"We see all kinds of news related to Google coming out but cannot predict the future," the letter stated. "We see our business volume declining dramatically, but feel powerless to stop it. And we see our employees leaving one after another, without being able to persuade them to stay."
ABC News called 20 of the 27 alleged signatories of the letter. Of these, representatives for 16 companies said that they didn't sign the letter. Reps for two of the firms said that they thought the letter was sensationalized and that their business was still going on as usual.
Gao Min, sales manager of Zoom Interactive (Beijing) Co., told ABC, "My company [first in the list in the article] didn't write or sign the letter. I think the issue has become sensationalized."
"My company had no part in this letter," a manager of Yangzhou Dingjie Technology Co., told ABC News. "And we have business with lots of companies, not just Google, so for us it's business as usual."
Reps for two companies that supposedly signed the letter refused to comment and two firms could not be reached on the phone.
The Associated Press reported that the letter was not written by all 27 companies but was sent by one company that added the names of the others, said a manager at one of those listed, Universal Internet Media in the eastern city of Suzhou.
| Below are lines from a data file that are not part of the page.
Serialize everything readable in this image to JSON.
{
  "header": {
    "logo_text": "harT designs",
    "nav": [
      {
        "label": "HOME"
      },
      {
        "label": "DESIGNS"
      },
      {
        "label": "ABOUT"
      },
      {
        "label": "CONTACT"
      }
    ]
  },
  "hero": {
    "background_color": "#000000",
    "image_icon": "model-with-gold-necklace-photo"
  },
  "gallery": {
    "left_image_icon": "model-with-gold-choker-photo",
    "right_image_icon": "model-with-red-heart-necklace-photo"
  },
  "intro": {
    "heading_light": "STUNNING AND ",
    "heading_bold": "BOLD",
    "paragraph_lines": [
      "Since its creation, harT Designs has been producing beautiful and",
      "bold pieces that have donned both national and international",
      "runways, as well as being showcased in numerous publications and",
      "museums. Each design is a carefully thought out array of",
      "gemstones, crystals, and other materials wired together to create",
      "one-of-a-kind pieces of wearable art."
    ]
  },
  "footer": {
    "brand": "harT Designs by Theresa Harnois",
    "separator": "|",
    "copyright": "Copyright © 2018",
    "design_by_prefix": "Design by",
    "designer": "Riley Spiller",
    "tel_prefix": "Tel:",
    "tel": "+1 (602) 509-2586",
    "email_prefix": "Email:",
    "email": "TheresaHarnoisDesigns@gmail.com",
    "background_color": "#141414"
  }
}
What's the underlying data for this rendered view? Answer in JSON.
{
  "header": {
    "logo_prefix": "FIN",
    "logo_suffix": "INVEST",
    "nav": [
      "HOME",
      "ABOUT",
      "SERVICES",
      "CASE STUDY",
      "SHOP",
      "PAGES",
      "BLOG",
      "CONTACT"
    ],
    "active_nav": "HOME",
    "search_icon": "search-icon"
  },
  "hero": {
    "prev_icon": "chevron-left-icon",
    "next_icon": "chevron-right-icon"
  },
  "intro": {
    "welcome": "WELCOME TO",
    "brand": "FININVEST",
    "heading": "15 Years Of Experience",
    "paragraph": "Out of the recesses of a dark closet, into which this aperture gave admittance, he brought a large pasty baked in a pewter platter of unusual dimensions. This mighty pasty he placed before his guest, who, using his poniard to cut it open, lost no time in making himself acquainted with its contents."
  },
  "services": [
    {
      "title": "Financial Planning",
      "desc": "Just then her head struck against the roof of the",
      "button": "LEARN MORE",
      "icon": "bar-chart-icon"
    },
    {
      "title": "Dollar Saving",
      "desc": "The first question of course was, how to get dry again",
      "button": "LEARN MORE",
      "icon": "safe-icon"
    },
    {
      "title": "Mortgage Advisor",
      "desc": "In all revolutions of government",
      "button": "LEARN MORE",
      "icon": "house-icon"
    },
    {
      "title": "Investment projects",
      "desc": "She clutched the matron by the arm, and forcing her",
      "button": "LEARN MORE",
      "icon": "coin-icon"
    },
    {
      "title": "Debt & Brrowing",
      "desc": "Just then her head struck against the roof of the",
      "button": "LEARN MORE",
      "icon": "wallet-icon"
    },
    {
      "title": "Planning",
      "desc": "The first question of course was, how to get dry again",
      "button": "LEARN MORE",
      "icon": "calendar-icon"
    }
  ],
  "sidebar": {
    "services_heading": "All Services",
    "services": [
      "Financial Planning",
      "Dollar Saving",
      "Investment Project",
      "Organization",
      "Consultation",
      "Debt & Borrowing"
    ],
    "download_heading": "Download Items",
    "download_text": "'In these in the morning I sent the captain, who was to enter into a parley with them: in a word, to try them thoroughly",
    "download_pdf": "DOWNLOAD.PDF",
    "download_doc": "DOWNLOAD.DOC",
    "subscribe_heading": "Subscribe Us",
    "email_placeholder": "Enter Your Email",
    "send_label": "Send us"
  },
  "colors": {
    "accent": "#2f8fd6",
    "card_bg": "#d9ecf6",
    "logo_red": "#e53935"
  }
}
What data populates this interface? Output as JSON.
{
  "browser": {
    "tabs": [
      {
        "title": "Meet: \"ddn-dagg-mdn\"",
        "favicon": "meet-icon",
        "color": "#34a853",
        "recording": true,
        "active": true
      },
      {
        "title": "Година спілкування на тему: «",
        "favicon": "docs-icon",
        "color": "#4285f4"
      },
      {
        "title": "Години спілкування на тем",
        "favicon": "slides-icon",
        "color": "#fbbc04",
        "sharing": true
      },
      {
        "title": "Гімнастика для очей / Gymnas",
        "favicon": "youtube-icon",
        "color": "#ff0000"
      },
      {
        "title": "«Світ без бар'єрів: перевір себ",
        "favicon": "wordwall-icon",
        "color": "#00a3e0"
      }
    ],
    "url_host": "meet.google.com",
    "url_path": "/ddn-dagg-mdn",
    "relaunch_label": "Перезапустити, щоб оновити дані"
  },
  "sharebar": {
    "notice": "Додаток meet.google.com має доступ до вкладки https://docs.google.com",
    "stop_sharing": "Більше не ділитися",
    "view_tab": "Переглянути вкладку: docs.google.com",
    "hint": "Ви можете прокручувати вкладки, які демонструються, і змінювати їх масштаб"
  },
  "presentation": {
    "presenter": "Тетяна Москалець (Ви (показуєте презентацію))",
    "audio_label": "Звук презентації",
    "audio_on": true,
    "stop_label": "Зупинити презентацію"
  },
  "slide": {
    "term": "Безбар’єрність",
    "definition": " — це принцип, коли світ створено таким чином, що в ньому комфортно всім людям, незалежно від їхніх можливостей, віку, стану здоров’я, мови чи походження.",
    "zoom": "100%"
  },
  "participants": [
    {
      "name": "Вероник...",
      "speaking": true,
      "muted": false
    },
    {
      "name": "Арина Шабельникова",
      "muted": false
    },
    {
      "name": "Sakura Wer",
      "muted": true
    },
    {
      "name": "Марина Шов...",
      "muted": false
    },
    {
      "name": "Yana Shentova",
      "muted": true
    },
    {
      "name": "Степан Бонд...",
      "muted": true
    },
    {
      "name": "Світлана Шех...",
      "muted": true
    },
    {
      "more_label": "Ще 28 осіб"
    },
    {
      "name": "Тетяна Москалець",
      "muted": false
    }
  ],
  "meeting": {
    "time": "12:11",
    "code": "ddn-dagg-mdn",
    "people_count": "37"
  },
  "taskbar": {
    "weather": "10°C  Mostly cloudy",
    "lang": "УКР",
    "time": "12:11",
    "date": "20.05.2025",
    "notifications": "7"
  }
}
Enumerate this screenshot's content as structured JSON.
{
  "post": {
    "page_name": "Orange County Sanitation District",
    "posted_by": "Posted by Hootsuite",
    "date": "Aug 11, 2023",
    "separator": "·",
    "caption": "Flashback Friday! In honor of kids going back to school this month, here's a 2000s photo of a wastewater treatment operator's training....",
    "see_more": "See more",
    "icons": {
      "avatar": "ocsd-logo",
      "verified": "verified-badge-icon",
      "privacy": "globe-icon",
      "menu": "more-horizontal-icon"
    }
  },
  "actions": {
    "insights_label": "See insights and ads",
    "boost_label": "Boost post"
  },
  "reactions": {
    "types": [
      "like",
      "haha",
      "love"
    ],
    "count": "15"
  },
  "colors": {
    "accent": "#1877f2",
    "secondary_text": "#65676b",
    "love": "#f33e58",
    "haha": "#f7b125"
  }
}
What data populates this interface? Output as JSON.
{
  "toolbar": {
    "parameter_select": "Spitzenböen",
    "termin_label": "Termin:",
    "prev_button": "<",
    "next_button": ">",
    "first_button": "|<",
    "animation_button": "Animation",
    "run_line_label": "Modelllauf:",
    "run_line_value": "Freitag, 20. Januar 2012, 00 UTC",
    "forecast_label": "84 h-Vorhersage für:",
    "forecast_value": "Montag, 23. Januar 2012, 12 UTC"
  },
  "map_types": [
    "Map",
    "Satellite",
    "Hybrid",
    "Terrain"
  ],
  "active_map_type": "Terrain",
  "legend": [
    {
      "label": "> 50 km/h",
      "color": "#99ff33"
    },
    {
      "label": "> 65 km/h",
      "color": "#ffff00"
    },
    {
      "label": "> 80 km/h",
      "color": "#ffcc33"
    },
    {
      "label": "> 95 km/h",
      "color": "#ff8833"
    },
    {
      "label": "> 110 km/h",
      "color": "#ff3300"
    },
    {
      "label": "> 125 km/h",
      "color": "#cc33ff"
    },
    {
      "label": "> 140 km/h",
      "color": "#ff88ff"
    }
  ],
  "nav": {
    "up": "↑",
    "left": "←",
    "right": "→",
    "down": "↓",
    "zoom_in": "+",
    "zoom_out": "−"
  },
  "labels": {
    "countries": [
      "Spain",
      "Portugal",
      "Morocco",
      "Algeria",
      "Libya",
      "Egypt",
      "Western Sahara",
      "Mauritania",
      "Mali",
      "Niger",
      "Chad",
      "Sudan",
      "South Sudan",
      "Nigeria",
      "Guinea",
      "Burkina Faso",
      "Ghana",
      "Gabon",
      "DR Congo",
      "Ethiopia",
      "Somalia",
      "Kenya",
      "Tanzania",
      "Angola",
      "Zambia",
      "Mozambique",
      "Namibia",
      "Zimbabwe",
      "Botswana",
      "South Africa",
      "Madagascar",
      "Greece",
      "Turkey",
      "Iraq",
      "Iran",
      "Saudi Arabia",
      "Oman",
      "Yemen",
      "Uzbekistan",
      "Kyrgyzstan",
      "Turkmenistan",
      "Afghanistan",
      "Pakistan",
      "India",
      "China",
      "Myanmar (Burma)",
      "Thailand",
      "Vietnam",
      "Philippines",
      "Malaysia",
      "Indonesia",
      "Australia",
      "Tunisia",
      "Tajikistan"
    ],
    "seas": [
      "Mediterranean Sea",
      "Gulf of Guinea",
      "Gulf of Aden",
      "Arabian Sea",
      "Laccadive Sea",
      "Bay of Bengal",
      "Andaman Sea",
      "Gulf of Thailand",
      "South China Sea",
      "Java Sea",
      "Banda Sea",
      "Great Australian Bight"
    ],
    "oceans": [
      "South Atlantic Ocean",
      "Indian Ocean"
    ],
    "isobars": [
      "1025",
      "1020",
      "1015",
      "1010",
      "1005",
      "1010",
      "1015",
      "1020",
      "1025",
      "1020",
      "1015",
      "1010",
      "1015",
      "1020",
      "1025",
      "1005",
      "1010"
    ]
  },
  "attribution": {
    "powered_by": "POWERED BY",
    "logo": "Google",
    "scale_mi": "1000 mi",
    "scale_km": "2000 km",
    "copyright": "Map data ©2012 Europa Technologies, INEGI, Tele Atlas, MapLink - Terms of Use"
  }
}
He would give only his surname, Wu, and declined to say which company wrote the letter.
The letter was originally posted on the China Central Television (CCTV) Web site but was removed some time last night. An employee in CCTV's editorial office told ABC News that they could not say whether the letter was ever even on their Web site but conceded, "maybe someone posted it in the forum section."
According to the Wall Street Journal, one of the ad companies listed on the letter has confirmed its authenticity on the condition of anonymity. The ad agency told the newspaper it reflected the concerns of Google's advertising partners though not all of them had a part in drawing it up.
The Google-China Dispute
The dispute between Google and China began January 12 when Google announced it could "no longer in good conscience continue to filter or censor" its search engine in China. It now appears increasingly likely that the Internet giant will have to shutter its Chinese-language search engine, a prospect which has highlighted the difficulties foreign companies face when operating in China.
On Tuesday, Chinese foreign ministry spokesperson Qin Gang downplayed the significance of such a step by Google.
"I think this would just be the individual act of one company, and will not affect China's investment environment," Qin told a regular news briefing. "It will not change the fact that most foreign companies, U.S. ones included, have a good business in China and generate large profits."
China's top Internet regulator has said the company must obey its laws or "pay the consequences."
Beijing tries to block access to material deemed subversive or pornographic, including Web sites abroad run by human rights and pro-democracy activists.
Chinese officials say it's up to Google whether it leaves or not.
China has the world's most populous Internet market, with 384 million people online. Google has about 35 percent of the Chinese search market.
The Associated Press Contributed to this report.